■ Your objective
Check each line of the records below for the string "title", then state how many lines contain it, with no other output.

■ Data extract
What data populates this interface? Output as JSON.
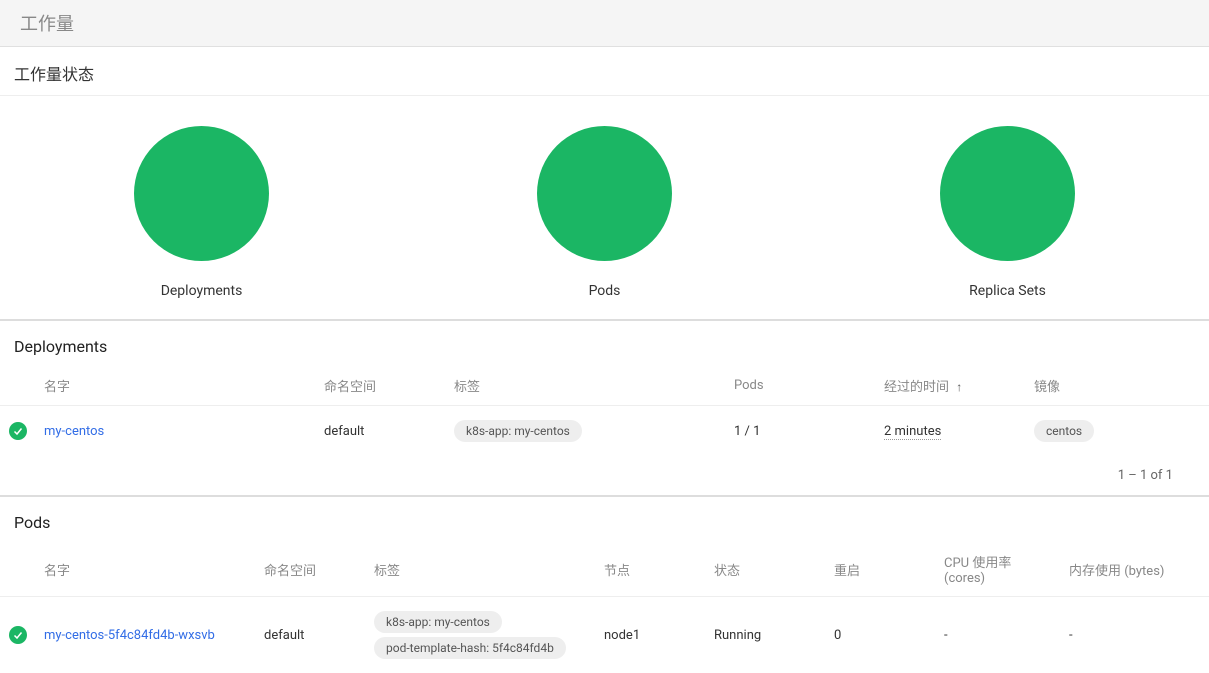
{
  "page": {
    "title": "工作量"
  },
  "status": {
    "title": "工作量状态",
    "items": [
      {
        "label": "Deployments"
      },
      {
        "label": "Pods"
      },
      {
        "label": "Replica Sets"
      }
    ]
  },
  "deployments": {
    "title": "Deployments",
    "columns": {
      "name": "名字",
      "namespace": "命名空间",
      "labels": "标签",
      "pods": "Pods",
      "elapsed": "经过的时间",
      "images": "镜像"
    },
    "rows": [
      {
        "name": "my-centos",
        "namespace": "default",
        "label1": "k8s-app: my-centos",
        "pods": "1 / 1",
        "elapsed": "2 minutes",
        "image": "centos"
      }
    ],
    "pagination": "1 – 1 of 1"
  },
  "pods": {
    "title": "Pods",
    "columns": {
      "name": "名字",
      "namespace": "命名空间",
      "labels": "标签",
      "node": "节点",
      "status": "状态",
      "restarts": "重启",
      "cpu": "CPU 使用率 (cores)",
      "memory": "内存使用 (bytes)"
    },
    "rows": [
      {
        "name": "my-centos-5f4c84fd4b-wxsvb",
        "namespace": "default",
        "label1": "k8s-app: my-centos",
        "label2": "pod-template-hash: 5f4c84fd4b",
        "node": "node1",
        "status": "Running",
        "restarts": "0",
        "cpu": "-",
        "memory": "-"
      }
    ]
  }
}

■ Your response
4